==== DATA UNDER STUDY

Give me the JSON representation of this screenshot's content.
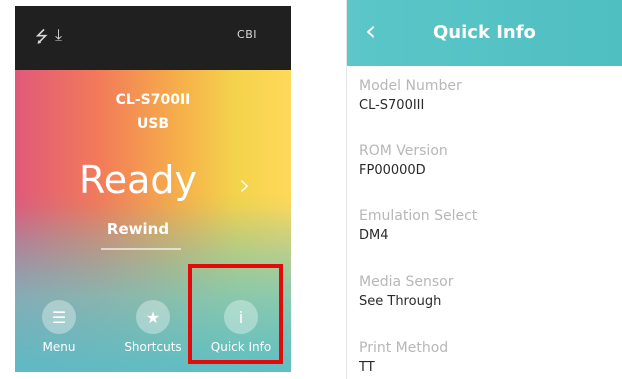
{
  "left_screen": {
    "status_bar": {
      "usb_icon": "usb-icon",
      "download_icon": "download-icon",
      "battery_label": "CBI"
    },
    "model": "CL-S700II",
    "interface": "USB",
    "status": "Ready",
    "action_label": "Rewind",
    "nav": [
      {
        "label": "Menu",
        "icon": "menu-icon"
      },
      {
        "label": "Shortcuts",
        "icon": "star-icon"
      },
      {
        "label": "Quick Info",
        "icon": "info-icon"
      }
    ],
    "highlight_color": "#e20a0a"
  },
  "right_screen": {
    "title": "Quick Info",
    "items": [
      {
        "label": "Model Number",
        "value": "CL-S700III"
      },
      {
        "label": "ROM Version",
        "value": "FP00000D"
      },
      {
        "label": "Emulation Select",
        "value": "DM4"
      },
      {
        "label": "Media Sensor",
        "value": "See Through"
      },
      {
        "label": "Print Method",
        "value": "TT"
      }
    ],
    "header_color": "#5cc6c8"
  }
}
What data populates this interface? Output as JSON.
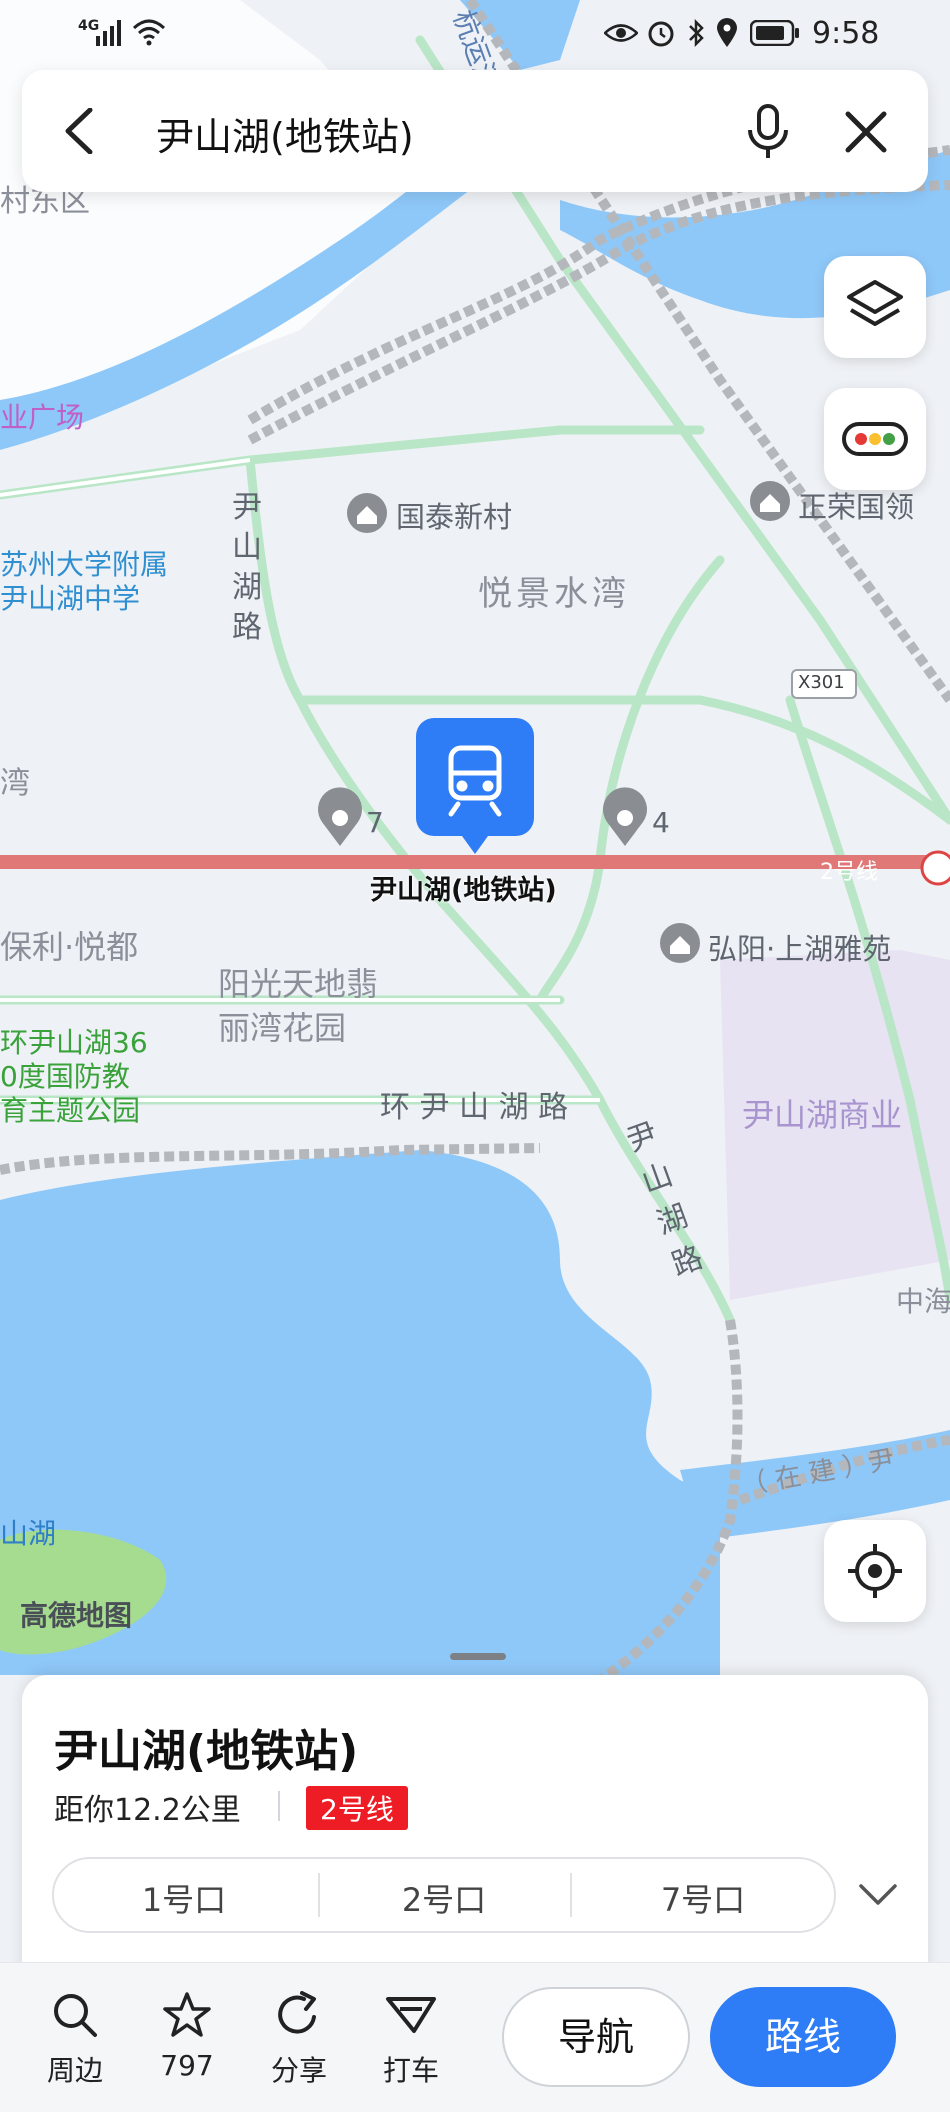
{
  "status_bar": {
    "network": "4G",
    "time": "9:58"
  },
  "search": {
    "query": "尹山湖(地铁站)"
  },
  "map": {
    "station_label": "尹山湖(地铁站)",
    "line_tag": "2号线",
    "watermark": "高德地图",
    "labels": {
      "canal": "杭运河",
      "cun_dong": "村东区",
      "ye_guangchang": "业广场",
      "guotai": "国泰新村",
      "zhengrong": "正荣国领",
      "yuejing": "悦景水湾",
      "suzhou_school": "苏州大学附属\n尹山湖中学",
      "yinshanhu_road_v1": "尹\n山\n湖\n路",
      "x301": "X301",
      "wan": "湾",
      "exit_7": "7",
      "exit_4": "4",
      "baoli": "保利·悦都",
      "hongyang": "弘阳·上湖雅苑",
      "yangguang": "阳光天地翡\n丽湾花园",
      "park": "环尹山湖36\n0度国防教\n育主题公园",
      "huan_road": "环 尹 山 湖 路",
      "yinshanhu_road_v2": "尹\n山\n湖\n路",
      "commercial": "尹山湖商业",
      "zhonghai": "中海",
      "zaijian": "（ 在 建 ）尹",
      "lake": "山湖"
    }
  },
  "card": {
    "title": "尹山湖(地铁站)",
    "distance": "距你12.2公里",
    "line_badge": "2号线",
    "line_color": "#ee1c25",
    "exits": [
      "1号口",
      "2号口",
      "7号口"
    ]
  },
  "bottom_bar": {
    "nearby": "周边",
    "favorites": "797",
    "share": "分享",
    "taxi": "打车",
    "navigate": "导航",
    "route": "路线"
  },
  "colors": {
    "accent": "#2e7cf6",
    "water": "#8ec8f9",
    "park": "#a5dc8f",
    "metro": "#e07878"
  }
}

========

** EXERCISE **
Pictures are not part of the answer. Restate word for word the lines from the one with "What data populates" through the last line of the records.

** WRITTEN SOLUTION **
What data populates this interface? Output as JSON.
{
  "status_bar": {
    "network": "4G",
    "time": "9:58"
  },
  "search": {
    "query": "尹山湖(地铁站)"
  },
  "map": {
    "station_label": "尹山湖(地铁站)",
    "line_tag": "2号线",
    "watermark": "高德地图",
    "labels": {
      "canal": "杭运河",
      "cun_dong": "村东区",
      "ye_guangchang": "业广场",
      "guotai": "国泰新村",
      "zhengrong": "正荣国领",
      "yuejing": "悦景水湾",
      "suzhou_school": "苏州大学附属\n尹山湖中学",
      "yinshanhu_road_v1": "尹\n山\n湖\n路",
      "x301": "X301",
      "wan": "湾",
      "exit_7": "7",
      "exit_4": "4",
      "baoli": "保利·悦都",
      "hongyang": "弘阳·上湖雅苑",
      "yangguang": "阳光天地翡\n丽湾花园",
      "park": "环尹山湖36\n0度国防教\n育主题公园",
      "huan_road": "环 尹 山 湖 路",
      "yinshanhu_road_v2": "尹\n山\n湖\n路",
      "commercial": "尹山湖商业",
      "zhonghai": "中海",
      "zaijian": "（ 在 建 ）尹",
      "lake": "山湖"
    }
  },
  "card": {
    "title": "尹山湖(地铁站)",
    "distance": "距你12.2公里",
    "line_badge": "2号线",
    "line_color": "#ee1c25",
    "exits": [
      "1号口",
      "2号口",
      "7号口"
    ]
  },
  "bottom_bar": {
    "nearby": "周边",
    "favorites": "797",
    "share": "分享",
    "taxi": "打车",
    "navigate": "导航",
    "route": "路线"
  },
  "colors": {
    "accent": "#2e7cf6",
    "water": "#8ec8f9",
    "park": "#a5dc8f",
    "metro": "#e07878"
  }
}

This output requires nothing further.